by Rileigh Thompson
Rileigh Thompson is a 23 year old Student Affairs Educator. In the Fall semester of her freshman year of college, she experienced sexual assault at the hands of another student. Spending the rest of her freshman year working through the Title IX system, she found writing about her experiences empowering. This creative nonfiction piece was written for her freshman English class and was later published in her University’s literary magazine in 2021.
You are the master of your own reality. What you see, hear, feel, what you know is all based on what you believe is the truth, what you think is real. You go about life with a sense of purpose, belonging, clarity; the world is something to experience. You are comfortable, happy knowing that your life is your own and you control your fate. You have dreams, ambitions, things you aspire to become and accomplish. You’re driven by the idea that what you do matters and you can’t think of anything you’d rather do. This is your reality.
Then it hits you.
Your eyes. Everything becomes warped. Colors are shaded differently than you remember. You look around the room, objects jump. Out at you as if your eyes were a threat to attack. The room is spinning slowly, but you are completely still. Sounds. People speak, you hear laughter, whispers. You can see the words being formed in your friend’s mouth, but her voice is strange. You feel you have heard it before but in another moment that you don’t quite remember. You speak, and your voice floats away into an abyss. Did you really make a sound?
You stand up and walk around, your feet aren’t on the floor. You’re drifting down the hall, knowing exactly where you are supposed to go, but feeling like you aren’t the one taking yourself there. Nothing is real. You aren’t there.

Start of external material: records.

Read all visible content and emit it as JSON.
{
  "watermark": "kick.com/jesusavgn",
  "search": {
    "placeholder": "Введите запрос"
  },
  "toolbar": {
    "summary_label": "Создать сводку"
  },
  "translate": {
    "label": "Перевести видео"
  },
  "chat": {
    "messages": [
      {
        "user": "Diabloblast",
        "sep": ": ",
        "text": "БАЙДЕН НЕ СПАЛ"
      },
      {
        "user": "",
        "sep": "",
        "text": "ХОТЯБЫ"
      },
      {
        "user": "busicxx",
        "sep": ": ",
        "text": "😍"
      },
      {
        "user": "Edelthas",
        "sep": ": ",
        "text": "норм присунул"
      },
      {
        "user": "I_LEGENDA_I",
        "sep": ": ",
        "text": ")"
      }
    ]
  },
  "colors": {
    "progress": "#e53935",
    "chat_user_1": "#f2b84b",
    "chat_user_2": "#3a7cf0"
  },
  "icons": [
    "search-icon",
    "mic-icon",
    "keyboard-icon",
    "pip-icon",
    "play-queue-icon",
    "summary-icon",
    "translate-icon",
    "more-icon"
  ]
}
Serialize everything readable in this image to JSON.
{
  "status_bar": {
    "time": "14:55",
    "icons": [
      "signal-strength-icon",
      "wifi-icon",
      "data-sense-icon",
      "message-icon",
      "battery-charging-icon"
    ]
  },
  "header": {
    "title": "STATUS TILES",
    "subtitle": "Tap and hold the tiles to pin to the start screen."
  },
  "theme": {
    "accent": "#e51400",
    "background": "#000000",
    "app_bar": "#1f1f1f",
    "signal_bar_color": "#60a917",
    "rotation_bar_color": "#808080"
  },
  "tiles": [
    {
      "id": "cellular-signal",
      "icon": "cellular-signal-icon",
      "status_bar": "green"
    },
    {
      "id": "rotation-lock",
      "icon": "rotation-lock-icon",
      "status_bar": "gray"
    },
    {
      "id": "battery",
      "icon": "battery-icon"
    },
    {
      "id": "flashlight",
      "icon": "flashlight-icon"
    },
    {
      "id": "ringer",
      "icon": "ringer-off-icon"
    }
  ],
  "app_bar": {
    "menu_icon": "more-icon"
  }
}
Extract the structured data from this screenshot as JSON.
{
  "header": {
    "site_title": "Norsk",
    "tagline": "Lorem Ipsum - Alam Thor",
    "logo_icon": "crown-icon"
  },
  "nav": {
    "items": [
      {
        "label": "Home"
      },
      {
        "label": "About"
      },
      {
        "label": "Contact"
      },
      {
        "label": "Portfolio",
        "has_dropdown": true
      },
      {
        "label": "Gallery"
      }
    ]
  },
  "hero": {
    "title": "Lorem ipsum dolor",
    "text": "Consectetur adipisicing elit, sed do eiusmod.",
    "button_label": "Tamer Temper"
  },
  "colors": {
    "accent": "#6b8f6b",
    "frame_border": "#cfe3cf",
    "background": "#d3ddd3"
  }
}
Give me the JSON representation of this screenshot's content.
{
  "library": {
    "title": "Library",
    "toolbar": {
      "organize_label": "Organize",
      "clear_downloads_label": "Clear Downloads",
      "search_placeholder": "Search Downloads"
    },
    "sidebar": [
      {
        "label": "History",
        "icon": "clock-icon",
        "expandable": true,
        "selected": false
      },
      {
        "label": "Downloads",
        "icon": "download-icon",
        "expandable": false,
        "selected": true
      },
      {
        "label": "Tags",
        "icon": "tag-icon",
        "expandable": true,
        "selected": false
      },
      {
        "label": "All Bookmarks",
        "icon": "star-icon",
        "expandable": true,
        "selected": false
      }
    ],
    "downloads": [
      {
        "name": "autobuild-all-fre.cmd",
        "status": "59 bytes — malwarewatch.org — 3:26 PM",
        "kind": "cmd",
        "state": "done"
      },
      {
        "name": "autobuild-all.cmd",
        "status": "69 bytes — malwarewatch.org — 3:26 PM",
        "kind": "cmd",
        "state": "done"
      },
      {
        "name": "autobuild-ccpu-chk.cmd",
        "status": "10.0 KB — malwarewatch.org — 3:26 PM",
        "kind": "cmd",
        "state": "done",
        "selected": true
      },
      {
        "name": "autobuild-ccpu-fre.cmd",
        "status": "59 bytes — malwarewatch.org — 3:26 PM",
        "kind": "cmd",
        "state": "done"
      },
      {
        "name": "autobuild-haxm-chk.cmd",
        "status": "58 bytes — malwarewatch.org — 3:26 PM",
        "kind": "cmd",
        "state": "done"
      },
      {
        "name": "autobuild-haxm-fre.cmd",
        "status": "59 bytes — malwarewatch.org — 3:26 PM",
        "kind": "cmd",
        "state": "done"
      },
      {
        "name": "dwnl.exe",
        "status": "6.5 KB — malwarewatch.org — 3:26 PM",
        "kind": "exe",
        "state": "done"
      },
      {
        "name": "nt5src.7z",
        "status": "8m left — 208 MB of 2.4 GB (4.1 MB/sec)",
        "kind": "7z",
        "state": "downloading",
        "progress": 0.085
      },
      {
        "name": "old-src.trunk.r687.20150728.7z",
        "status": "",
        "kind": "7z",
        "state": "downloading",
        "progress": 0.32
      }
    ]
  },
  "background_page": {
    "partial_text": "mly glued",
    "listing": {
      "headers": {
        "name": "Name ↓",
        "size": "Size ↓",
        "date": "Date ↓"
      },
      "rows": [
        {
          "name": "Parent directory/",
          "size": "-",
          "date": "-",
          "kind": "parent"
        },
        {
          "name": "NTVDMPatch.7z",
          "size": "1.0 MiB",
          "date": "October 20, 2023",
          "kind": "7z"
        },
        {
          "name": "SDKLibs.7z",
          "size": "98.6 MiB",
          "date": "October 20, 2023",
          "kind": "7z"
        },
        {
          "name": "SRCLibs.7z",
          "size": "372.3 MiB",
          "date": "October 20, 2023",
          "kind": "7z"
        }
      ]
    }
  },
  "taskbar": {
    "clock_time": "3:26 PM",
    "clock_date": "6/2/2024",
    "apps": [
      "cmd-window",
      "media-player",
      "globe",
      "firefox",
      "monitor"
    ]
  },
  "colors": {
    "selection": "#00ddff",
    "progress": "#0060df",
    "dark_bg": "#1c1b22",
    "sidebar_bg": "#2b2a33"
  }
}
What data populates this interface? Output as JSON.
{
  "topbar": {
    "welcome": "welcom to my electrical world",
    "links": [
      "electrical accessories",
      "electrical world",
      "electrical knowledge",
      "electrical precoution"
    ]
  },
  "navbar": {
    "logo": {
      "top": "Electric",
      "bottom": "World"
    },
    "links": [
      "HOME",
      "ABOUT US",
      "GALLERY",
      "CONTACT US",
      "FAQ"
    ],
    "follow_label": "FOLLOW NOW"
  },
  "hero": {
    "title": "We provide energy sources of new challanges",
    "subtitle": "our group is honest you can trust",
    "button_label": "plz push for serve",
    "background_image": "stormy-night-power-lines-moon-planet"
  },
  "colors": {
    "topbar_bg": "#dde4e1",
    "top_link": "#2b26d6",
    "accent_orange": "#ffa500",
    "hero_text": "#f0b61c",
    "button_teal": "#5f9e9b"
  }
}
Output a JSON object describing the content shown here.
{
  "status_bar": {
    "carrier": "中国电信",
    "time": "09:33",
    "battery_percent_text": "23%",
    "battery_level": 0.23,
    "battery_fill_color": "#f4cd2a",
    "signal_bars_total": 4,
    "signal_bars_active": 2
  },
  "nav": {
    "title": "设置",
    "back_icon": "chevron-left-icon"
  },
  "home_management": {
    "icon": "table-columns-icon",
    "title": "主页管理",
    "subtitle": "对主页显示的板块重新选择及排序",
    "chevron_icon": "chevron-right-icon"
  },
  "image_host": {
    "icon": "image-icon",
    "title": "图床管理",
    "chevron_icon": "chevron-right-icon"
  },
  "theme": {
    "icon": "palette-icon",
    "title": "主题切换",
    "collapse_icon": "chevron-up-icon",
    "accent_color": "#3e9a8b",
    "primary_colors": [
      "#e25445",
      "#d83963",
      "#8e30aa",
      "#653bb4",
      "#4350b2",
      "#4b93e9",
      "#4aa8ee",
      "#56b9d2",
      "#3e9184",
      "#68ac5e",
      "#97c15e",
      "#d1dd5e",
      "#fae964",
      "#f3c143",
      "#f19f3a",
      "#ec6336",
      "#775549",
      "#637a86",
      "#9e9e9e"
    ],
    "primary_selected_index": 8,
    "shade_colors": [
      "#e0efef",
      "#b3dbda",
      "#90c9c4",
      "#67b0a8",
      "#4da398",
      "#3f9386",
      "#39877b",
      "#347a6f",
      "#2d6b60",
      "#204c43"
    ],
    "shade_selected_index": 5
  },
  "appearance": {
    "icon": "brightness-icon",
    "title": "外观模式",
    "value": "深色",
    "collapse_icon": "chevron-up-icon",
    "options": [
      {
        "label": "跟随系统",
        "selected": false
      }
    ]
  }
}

You try to decipher what you are feeling, but the feelings are new. The world around you is artificial. But do you believe in your existence? You know who you are, yet you don’t know your environment. The confusion
weighs on your skull. You feel the pressure behind your eyes, in your chest. Your stomach is hollow.
But where are you? The land is soft with cotton candy grass and gingerbread walls. The sky is milky and sweet. The sense of relief surrounds you and you feel at peace. You know where you are.
Or at least in another galaxy, you can believe you have left Earth and have traveled a long ways away. This place you have found yourself in is comfortable, you’re happy. Should you go back? What is for you on Earth? Here, you can float down the river to a meadow filled with daffodils that hold you and you feel safe. You can stay here. You are safe here and you can live here. Sweet laughter fills your ears and the air is crisp. Rays of sun light up the sky, everything is bright and warm. You lie in the meadow and the luring aroma of the daffodils surrounds you.
But then the daffodils turn to spears. Your body is pierced. Hands grabbing. Pulling down. Struggling. You’re screaming, no sound. You see all the people you love. You see your mother, she is smiling. There is fear in her eyes and concern on her lips. You can see her pain, you don’t want to feel it. You can’t stay here. You must go back, she needs you to come back.
But you’ve been gone for so long. All you remember of Earth is the pain, the fear, the emotions you never want to feel again. That reality isn’t what you want, you never asked for it. The world is the Master of your reality; the controller of your fate. You are a puppet, you know there are strings attached to your arms and legs, forcing you into a life you don’t want. You want control.
But you can’t bring yourself back to Earth, the Master won’t allow it. You try to pull away, but your arms and legs are made of wood. The gingerbread walls turn to iron bars. The milky sky is black with ash. The ground is made of tar. You want to leave, you want to go back to Earth but the Master won’t allow it. He pulls you back. The galaxy is spinning, your chest is tight and your lungs won’t fill with air. The Master pinches your puppet throat with his fingers. You can feel your heartbeat throughout your body as the galaxy spins. Get out. Get out. Get. Out.
Someone taps you on the shoulder and everything stops. You open your eyes and suddenly you are with your friends. They ask if you are alright, saying you seem a little out of it.
You say you’re fine.
This is not something most people experience. Most people are aware of their surroundings and interact normally with the world. For me, however, reality is something I am not connected with. Dissociation is a mental state where your brain separates you from something else. This can take the form of depersonalization where you are separated from yourself and your body, or derealization where you are separated from reality. I suffer from the latter. After experiencing a sexual assault in the fall of 2018, I was diagnosed with Post-Traumatic Stress Disorder. When experiencing an overwhelming flow of anxiety or depression, my brain goes into defense mode and pulls me from the world. Derealization acts as a coping mechanism for flashbacks and panic attacks that I experience almost daily. I have no control over this detachment and it happens so suddenly I often cannot find what triggered it. This essay is my attempt to describe where my brain goes when I dissociate from the world. I know it is confusing and disorienting and scary, but that is my reality.